When you visit the doctor’s office, you are often asked to give blood. Lab tests are performed on your blood to help determine your health status.
A Complete Metabolic Panel1 is one of the most frequently ordered lab tests. The CMP is a panel of 14 blood tests which serves as an initial comprehensive medical screening tool. The CMP provides information on liver function, diabetic status, and parathyroid status. Electrolyte and fluid balance information are also provided.
MedlinePlus states that Electrolytes are minerals in your body that have an electric charge. They are in your blood, urine and body fluids. Maintaining the right balance of electrolytes helps your body’s blood chemistry, muscle action and other processes. Sodium, potassium, chlorine, calcium, phosphate, and magnesium are all electrolytes.
You have more calcium2 in your body than any other mineral. Calcium has many important jobs. The body stores more than 99 percent of its calcium in the bones and teeth to help make and keep them strong. Your body needs calcium to help muscles and blood vessels contract and expand, to secrete hormones and enzymes and to send messages through the nervous system.
Jay Harold will focus on your calcium level, which is one of your electrolytes tested when your doctor orders a Complete Metabolic Panel (CMP). The calcium test can indicate or monitor bone diseases or diseases of the parathyroid gland or kidneys.
The normal range of calcium is from 8.5 to 10.2 mg/dL3. mEq/L (Note: mEq/L = milliequivalent per liter). It is used to detect concentrations that are too high (hypercalcemia) or too low (hypocalcemia).
Primary hyperparathyroidism is the most common cause of hypercalcemia4. It is due to excess parathyroid hormone (PTH) release by the parathyroid glands. This excess occurs due to an enlargement of one or more of the parathyroid glands, or growth on one of the glands. (Most of the time, these growths are not cancerous).
Hypercalcemia affects fewer than 1 in 100 people. The condition is most often diagnosed at an early stage, so most patients have no symptoms.
Treatment is aimed at the cause of hypercalcemia whenever possible. People with primary hyperparathyroidism (PHPT) may need surgery to remove the abnormal parathyroid gland. This will cure the hypercalcemia.
Hypoparathyroidism5 is a common cause of hypocalcemia.
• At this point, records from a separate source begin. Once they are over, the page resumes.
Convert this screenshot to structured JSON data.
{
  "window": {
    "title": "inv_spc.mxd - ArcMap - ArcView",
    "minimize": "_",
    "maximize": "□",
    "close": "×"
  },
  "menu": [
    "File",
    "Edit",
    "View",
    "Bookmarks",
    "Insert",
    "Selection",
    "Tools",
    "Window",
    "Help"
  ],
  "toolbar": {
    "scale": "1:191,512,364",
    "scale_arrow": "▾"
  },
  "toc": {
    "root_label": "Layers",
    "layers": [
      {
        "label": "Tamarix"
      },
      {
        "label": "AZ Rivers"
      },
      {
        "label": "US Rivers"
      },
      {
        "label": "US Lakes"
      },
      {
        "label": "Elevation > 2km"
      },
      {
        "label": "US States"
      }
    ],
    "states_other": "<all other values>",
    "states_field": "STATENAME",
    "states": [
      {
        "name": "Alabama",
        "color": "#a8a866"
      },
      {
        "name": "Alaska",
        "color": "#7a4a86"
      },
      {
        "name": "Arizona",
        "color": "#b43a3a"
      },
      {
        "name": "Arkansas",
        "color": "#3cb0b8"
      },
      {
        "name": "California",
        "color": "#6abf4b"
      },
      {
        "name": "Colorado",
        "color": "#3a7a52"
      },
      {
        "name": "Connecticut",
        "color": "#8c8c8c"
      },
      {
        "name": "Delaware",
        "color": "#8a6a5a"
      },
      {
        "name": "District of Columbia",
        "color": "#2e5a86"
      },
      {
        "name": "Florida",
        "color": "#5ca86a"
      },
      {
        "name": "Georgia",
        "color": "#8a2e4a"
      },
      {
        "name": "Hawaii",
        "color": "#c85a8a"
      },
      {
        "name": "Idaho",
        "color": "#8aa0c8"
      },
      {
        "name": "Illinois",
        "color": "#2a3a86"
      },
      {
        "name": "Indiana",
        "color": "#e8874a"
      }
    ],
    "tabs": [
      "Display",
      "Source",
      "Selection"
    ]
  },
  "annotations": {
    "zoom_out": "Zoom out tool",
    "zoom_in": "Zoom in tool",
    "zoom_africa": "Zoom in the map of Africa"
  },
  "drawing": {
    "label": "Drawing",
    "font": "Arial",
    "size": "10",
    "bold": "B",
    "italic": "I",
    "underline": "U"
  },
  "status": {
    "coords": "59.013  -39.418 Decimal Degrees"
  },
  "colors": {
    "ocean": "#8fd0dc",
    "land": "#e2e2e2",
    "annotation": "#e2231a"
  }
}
Calcium is tightly regulated by the parathyroid hormone6. In response to low calcium levels, PTH induces the kidneys to reabsorb calcium, the kidneys to increase production of calcitriol (the active form of vitamin D) thereby increasing intestinal absorption of calcium, and the bones to release calcium. These actions lead to a re-balance in the blood calcium levels. However, in the setting of absent, decreased, or ineffective PTH hormone, the body loses this regulatory function, and hypocalcemia ensues.
Today’s complex world of medical information can be overwhelming. This fact should not keep you from obtaining the information you need to live a healthy life.